• **Data extract**

^^^^^^^^^^^^^^^^

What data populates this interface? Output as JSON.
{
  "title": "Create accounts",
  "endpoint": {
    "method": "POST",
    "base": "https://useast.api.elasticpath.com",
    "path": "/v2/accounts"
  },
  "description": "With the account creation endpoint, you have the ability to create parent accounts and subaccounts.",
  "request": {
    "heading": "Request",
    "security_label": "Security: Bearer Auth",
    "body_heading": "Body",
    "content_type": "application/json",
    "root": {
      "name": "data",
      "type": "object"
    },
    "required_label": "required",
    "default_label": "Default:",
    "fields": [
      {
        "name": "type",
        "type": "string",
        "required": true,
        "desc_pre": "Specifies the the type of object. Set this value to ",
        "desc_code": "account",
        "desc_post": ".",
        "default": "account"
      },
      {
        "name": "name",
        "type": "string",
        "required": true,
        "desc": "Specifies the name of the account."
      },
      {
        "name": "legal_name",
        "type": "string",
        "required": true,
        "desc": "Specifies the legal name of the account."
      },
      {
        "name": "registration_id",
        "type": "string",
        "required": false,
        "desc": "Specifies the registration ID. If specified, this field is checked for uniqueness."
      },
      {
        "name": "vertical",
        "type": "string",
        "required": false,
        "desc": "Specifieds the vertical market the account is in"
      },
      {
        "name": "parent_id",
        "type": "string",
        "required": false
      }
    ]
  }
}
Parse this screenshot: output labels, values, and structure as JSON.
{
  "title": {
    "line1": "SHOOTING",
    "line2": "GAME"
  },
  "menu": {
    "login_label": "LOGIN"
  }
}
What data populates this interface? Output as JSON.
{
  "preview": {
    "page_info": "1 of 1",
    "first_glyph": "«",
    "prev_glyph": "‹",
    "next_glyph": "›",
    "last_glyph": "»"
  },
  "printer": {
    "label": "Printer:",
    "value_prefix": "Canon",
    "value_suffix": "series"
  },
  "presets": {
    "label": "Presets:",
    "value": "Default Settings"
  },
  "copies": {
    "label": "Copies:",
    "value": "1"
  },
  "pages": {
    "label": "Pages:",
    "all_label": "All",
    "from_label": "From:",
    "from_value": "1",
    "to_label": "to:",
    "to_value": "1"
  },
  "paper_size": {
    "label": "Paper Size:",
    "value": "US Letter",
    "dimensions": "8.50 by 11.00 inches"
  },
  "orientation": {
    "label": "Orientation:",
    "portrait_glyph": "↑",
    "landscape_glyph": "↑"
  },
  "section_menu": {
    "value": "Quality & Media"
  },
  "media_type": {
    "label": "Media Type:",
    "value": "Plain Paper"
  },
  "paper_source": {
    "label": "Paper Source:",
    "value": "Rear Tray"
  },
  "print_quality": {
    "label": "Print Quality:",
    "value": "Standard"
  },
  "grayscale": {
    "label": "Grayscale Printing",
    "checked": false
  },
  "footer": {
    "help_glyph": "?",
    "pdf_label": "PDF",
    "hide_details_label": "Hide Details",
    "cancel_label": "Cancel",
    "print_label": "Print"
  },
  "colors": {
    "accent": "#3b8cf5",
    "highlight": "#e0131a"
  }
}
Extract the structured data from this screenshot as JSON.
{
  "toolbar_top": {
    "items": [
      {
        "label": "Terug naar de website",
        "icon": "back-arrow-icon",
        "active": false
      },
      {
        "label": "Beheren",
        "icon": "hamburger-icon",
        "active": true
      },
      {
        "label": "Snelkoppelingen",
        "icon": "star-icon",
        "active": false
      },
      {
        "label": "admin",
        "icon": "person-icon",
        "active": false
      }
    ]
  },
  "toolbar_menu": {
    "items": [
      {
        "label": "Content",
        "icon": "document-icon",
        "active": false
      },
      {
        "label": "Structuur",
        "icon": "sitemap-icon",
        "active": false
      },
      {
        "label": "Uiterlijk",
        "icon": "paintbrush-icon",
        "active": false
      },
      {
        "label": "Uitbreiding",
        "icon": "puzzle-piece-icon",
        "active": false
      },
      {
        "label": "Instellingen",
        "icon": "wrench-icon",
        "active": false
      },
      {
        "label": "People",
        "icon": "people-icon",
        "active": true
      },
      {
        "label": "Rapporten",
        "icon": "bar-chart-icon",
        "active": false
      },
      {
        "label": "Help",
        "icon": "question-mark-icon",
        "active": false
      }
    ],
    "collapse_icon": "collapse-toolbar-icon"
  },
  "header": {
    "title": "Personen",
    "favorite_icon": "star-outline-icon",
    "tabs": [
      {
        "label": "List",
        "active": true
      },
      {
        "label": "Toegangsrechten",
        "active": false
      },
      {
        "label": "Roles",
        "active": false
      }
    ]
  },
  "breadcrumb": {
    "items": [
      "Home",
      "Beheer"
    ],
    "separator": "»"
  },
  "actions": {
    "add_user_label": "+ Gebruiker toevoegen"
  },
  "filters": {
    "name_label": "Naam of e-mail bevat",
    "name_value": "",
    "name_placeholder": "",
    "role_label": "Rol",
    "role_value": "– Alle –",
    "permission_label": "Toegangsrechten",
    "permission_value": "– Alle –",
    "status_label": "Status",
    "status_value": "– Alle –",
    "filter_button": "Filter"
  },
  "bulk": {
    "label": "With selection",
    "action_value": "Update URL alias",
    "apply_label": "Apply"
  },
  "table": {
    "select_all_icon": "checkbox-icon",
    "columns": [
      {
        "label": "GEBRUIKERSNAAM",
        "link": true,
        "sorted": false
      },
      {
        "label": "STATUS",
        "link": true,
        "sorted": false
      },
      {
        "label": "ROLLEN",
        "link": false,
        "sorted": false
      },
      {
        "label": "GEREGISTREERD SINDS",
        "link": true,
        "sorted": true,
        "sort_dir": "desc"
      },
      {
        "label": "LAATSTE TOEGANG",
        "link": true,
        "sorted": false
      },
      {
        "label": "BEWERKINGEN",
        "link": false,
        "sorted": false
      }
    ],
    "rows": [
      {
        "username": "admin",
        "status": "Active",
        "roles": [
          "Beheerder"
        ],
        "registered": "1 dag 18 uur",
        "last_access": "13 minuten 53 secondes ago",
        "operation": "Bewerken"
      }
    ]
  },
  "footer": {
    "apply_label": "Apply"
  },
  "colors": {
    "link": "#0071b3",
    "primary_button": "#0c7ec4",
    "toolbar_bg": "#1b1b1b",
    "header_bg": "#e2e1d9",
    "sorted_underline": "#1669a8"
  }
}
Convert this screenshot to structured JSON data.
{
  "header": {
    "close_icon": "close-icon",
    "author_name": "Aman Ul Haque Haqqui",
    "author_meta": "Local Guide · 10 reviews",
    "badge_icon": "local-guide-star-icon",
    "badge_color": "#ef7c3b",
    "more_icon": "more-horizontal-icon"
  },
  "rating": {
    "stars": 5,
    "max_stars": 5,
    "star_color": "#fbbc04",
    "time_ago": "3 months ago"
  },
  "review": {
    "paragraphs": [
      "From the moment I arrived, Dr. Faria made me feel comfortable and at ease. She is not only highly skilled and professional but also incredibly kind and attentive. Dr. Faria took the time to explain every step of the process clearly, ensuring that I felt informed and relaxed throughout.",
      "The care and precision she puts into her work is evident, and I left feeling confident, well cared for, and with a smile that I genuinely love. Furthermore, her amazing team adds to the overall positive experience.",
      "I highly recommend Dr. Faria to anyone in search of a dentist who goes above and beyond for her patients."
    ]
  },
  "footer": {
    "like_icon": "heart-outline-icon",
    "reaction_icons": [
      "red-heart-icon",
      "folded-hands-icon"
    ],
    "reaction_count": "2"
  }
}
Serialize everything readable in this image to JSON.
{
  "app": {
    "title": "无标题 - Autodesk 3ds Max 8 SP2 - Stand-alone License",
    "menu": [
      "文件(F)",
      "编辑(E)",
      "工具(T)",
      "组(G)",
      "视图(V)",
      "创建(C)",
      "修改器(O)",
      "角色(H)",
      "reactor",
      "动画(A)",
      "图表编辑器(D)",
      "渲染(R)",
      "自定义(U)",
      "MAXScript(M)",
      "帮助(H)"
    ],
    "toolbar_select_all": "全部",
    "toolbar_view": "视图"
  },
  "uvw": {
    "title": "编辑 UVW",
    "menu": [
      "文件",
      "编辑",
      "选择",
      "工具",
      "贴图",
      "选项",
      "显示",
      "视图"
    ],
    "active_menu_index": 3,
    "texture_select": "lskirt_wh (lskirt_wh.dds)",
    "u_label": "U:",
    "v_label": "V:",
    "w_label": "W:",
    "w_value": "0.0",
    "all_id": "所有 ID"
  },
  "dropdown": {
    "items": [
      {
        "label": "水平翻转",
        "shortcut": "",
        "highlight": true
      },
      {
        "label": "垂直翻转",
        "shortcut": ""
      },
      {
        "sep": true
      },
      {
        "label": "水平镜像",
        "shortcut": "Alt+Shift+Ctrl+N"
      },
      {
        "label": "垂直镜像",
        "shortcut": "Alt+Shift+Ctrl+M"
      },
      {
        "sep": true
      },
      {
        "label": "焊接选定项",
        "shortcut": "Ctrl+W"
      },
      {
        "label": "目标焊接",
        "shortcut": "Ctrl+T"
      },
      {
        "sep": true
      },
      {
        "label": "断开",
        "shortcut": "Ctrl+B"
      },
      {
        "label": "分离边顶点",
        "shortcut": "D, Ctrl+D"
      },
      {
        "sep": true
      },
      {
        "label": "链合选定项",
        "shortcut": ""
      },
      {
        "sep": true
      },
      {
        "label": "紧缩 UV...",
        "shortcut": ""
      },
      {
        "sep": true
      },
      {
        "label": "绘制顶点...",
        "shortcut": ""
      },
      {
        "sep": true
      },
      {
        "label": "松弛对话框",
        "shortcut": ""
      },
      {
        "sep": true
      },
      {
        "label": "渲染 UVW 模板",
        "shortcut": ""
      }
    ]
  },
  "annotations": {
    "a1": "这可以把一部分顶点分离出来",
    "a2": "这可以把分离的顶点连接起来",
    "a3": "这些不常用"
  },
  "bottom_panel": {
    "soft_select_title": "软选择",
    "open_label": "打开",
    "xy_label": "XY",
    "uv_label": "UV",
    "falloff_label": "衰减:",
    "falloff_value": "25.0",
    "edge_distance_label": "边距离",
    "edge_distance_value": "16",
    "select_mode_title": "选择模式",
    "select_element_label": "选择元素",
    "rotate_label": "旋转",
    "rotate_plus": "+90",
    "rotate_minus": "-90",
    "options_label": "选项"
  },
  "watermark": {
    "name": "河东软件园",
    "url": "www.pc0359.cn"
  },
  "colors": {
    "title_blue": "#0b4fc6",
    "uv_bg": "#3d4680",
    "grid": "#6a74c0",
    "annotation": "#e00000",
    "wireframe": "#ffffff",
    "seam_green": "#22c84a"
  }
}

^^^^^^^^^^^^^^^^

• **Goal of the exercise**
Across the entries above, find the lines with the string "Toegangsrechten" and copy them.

• **Result of this exercise**
        "label": "Toegangsrechten",
    "permission_label": "Toegangsrechten",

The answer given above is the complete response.